> **REQUIRED ACTION**
Below are records; count how many of their lines contain the word "Archive" and give the number alone.
== INPUT FOR THIS TASK
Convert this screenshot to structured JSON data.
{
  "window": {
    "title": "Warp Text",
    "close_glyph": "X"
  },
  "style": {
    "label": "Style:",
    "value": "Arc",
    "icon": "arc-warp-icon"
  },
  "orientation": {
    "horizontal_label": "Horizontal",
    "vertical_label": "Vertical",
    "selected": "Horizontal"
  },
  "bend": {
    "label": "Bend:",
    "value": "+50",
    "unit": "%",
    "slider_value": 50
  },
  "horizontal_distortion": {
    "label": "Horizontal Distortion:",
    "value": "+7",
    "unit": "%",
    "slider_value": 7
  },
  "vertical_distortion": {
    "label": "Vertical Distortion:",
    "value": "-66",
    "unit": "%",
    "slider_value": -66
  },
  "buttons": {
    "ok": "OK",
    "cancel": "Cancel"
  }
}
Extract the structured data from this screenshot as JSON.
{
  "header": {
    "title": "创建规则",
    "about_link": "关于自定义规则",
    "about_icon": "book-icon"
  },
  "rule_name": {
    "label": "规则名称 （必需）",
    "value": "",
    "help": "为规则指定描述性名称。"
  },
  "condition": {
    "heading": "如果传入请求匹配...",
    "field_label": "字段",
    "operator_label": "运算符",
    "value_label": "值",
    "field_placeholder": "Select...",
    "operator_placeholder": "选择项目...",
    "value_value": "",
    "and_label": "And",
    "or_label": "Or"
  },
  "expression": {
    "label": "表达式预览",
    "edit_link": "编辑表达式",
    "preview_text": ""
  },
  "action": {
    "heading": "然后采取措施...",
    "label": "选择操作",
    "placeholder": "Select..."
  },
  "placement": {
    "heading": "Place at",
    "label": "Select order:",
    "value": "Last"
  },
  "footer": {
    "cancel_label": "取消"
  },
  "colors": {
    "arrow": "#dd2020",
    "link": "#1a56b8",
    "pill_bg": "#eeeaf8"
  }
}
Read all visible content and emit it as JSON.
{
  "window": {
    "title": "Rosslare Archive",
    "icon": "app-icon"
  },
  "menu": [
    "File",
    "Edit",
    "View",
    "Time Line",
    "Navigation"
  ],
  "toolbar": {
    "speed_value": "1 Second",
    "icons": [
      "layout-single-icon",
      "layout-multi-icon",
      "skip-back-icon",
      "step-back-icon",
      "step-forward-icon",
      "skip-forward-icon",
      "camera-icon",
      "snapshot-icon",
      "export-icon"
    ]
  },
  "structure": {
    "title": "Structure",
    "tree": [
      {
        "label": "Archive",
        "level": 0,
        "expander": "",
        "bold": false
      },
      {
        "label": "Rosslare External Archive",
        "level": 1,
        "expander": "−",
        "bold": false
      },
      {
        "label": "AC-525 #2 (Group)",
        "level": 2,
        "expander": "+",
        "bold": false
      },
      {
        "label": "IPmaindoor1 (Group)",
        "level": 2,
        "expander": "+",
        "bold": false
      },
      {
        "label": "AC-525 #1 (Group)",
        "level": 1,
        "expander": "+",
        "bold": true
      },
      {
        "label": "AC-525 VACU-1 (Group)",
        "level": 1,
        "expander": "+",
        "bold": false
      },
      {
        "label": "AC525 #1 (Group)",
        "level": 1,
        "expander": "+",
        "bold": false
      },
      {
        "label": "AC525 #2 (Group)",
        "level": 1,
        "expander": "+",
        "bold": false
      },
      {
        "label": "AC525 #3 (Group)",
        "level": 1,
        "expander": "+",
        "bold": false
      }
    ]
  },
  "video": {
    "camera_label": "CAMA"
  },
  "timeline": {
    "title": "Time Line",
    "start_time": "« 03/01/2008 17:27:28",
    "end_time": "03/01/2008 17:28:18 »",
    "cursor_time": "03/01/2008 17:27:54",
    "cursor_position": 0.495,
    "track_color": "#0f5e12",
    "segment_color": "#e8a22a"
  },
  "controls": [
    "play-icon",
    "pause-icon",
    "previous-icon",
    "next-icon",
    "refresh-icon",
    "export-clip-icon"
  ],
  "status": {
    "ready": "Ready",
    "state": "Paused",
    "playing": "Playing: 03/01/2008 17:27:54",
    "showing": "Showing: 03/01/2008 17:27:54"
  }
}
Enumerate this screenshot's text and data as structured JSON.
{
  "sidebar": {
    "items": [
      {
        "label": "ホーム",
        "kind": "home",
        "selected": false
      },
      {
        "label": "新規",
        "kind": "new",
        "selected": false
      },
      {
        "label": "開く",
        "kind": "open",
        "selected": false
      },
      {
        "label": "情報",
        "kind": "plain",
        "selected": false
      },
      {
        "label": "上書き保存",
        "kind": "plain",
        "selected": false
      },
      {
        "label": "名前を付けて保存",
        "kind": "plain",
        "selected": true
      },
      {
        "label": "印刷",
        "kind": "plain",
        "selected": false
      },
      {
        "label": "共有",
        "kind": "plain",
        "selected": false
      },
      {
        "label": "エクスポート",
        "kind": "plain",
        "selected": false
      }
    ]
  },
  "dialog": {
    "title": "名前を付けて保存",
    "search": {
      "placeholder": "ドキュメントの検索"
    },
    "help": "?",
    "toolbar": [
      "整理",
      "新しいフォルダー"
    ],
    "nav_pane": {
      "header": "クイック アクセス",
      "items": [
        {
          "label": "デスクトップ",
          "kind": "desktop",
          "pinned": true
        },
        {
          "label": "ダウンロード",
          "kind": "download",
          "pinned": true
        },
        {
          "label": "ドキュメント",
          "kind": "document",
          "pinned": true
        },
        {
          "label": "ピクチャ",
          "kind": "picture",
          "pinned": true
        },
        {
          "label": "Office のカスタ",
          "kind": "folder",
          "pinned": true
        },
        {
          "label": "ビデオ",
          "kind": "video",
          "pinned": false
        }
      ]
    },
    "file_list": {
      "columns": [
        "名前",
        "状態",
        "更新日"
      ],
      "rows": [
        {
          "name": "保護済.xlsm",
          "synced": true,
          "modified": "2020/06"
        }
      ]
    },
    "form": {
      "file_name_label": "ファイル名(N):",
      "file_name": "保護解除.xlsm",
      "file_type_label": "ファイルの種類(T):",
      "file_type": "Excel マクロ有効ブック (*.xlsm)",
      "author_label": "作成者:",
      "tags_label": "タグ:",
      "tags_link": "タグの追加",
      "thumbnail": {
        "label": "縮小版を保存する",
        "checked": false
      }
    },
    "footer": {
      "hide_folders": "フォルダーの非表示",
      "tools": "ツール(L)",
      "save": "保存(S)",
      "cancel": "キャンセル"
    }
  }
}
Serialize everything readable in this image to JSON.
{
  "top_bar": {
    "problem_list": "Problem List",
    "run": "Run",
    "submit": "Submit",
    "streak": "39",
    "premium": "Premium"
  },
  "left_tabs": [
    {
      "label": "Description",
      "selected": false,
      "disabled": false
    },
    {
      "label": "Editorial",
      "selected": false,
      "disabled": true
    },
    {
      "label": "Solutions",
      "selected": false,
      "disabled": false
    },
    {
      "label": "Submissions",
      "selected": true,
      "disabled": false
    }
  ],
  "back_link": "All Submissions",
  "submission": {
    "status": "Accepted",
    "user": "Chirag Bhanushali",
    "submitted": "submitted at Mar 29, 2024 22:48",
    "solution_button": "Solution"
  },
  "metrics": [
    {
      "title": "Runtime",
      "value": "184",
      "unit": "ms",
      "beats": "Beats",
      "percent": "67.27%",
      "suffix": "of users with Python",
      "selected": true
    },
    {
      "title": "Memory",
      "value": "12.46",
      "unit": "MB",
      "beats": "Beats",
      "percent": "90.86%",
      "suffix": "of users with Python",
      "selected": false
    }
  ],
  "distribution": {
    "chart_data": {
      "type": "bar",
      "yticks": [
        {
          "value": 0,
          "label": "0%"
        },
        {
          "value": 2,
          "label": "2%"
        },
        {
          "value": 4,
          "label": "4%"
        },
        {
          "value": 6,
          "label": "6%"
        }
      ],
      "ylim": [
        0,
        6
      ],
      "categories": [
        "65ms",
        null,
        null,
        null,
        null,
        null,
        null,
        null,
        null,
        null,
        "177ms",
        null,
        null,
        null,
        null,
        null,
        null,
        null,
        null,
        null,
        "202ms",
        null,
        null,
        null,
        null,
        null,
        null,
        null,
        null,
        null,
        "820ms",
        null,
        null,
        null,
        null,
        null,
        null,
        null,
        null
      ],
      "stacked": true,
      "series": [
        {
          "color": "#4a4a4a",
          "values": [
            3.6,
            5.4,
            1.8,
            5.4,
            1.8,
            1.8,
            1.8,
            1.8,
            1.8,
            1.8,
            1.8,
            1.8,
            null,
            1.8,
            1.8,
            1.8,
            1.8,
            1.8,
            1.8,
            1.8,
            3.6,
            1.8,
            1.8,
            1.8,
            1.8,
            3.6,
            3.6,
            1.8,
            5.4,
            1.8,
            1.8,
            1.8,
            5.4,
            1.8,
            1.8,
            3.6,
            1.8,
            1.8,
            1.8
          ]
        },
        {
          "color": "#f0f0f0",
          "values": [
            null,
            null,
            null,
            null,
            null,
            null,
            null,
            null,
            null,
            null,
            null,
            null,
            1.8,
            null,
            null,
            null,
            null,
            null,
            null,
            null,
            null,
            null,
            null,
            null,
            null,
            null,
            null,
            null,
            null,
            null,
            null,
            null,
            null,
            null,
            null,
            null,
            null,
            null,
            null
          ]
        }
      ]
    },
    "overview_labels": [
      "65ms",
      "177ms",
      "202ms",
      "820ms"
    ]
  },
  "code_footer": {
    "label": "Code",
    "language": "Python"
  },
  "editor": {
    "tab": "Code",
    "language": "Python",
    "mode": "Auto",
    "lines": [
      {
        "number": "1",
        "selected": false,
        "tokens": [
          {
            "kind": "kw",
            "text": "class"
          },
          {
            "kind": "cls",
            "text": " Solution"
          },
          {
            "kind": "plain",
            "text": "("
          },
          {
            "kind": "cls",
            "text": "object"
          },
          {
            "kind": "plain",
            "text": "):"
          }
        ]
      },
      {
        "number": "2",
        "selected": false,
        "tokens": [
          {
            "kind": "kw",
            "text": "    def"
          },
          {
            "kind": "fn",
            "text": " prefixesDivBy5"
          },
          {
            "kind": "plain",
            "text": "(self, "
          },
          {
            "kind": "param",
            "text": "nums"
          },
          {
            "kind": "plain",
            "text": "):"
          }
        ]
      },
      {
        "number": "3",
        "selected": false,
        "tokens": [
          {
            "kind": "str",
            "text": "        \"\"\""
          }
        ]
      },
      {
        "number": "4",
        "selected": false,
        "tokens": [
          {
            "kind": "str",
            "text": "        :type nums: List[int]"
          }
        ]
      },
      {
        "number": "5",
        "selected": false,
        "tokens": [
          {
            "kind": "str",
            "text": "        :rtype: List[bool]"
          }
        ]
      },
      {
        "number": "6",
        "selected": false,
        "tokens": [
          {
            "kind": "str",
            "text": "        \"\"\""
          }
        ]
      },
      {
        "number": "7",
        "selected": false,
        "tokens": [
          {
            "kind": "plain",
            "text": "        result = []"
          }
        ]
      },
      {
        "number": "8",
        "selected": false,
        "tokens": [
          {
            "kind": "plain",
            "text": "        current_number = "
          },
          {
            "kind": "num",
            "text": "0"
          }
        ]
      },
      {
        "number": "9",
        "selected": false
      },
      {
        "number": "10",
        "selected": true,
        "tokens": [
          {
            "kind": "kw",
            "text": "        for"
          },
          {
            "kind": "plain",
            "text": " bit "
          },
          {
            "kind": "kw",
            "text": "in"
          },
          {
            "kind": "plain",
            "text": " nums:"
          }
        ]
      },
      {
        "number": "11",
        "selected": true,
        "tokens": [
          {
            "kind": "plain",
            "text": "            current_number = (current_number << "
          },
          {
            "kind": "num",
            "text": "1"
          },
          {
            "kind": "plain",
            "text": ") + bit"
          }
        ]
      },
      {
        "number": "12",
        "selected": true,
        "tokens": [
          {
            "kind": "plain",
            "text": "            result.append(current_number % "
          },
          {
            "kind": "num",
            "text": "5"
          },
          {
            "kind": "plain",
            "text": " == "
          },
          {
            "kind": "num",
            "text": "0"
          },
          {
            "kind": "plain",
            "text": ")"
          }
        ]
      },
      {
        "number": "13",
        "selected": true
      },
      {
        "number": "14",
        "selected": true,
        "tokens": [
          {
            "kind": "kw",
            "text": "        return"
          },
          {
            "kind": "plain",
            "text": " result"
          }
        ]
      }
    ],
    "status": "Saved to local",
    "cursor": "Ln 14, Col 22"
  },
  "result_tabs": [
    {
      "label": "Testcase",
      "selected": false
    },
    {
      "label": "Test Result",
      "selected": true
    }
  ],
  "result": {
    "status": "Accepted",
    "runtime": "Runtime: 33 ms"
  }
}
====
> **FINAL ANSWER**
3